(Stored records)
━━━━━━━━━━━━━━━━
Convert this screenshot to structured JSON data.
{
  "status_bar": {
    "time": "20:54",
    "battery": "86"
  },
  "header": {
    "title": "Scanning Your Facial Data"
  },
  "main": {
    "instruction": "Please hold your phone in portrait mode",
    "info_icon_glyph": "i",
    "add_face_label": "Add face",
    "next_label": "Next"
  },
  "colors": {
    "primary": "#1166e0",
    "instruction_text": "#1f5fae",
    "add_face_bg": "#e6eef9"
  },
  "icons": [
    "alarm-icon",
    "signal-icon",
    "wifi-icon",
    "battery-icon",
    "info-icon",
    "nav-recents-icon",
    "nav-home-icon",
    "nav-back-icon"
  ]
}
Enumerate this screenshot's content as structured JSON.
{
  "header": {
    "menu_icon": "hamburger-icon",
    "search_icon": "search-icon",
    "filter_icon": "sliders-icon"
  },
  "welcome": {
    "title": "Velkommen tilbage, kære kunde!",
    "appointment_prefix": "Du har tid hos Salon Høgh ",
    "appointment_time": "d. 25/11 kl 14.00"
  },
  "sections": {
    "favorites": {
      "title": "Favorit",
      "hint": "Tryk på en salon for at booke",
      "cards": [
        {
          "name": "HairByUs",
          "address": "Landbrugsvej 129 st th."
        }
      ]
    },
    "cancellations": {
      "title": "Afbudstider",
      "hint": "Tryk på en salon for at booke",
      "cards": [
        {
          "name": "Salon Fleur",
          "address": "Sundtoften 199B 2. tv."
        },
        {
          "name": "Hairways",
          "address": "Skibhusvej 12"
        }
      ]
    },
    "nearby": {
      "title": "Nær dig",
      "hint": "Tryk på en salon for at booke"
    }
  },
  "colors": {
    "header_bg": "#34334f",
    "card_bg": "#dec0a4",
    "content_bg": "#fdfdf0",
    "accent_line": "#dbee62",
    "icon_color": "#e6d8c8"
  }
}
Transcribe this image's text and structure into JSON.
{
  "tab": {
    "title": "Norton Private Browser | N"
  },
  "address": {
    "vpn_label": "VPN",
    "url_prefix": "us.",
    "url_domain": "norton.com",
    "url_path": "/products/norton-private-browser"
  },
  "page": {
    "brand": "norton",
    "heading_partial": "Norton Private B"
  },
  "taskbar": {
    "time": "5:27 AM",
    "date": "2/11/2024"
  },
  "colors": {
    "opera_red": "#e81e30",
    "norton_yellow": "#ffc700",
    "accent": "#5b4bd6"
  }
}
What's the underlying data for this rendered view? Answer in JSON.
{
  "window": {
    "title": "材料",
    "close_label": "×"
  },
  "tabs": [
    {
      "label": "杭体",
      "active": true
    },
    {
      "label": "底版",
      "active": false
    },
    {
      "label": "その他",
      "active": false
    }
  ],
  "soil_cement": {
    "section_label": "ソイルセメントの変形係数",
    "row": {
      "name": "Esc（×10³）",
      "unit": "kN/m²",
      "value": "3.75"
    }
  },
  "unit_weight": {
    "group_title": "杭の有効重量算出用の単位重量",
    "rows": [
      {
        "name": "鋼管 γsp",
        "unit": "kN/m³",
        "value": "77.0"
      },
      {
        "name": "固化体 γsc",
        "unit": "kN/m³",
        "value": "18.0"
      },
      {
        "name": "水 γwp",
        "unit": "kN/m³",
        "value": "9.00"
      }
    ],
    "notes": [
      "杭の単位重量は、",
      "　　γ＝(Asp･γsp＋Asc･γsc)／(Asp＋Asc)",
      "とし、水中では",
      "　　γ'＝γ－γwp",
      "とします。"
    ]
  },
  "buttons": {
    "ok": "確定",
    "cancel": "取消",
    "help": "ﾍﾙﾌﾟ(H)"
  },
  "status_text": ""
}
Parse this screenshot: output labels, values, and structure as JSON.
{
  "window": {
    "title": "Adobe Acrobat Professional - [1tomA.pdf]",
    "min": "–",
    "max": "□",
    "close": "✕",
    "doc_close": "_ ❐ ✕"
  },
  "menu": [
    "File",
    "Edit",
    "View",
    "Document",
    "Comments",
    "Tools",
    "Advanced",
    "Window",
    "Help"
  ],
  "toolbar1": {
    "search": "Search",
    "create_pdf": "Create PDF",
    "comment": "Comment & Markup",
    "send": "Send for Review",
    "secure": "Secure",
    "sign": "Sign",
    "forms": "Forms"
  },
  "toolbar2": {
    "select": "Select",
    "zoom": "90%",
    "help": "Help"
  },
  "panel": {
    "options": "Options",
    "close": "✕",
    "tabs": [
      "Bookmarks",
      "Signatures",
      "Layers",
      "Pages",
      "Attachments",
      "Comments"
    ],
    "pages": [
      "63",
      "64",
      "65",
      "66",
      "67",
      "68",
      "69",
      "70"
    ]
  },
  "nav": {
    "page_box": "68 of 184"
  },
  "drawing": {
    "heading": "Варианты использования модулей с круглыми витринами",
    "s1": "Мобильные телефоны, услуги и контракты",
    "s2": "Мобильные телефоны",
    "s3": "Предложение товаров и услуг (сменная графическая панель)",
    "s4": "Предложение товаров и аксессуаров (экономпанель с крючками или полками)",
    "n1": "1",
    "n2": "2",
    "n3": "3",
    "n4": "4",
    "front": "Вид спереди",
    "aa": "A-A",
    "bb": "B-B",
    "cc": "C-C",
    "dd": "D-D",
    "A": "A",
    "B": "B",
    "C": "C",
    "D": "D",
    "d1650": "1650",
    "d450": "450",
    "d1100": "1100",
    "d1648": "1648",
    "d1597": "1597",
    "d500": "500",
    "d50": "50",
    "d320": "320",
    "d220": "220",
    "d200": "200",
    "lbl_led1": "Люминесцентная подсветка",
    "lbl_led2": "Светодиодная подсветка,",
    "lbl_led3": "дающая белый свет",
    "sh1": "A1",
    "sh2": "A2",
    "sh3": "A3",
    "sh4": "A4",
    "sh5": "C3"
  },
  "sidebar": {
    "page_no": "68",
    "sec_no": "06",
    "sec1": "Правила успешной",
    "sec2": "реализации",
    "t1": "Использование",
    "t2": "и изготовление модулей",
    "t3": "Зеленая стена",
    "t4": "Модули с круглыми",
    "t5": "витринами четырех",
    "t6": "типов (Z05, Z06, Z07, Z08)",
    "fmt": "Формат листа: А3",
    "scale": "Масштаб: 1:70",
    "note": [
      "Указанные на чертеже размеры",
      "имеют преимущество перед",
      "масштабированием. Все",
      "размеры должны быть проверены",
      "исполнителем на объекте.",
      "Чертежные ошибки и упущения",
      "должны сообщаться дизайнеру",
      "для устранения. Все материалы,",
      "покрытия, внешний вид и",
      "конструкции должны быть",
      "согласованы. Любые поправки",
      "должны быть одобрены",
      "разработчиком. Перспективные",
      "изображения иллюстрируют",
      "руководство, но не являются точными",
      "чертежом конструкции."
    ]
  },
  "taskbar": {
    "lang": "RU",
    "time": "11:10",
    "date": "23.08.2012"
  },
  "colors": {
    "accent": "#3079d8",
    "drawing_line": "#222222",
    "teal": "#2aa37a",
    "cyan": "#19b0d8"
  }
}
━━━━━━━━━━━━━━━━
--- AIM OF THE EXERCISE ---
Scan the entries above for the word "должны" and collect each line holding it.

--- ANSWER TO THIS EXERCISE ---
      "размеры должны быть проверены",
      "должны сообщаться дизайнеру",
      "конструкции должны быть",
      "должны быть одобрены",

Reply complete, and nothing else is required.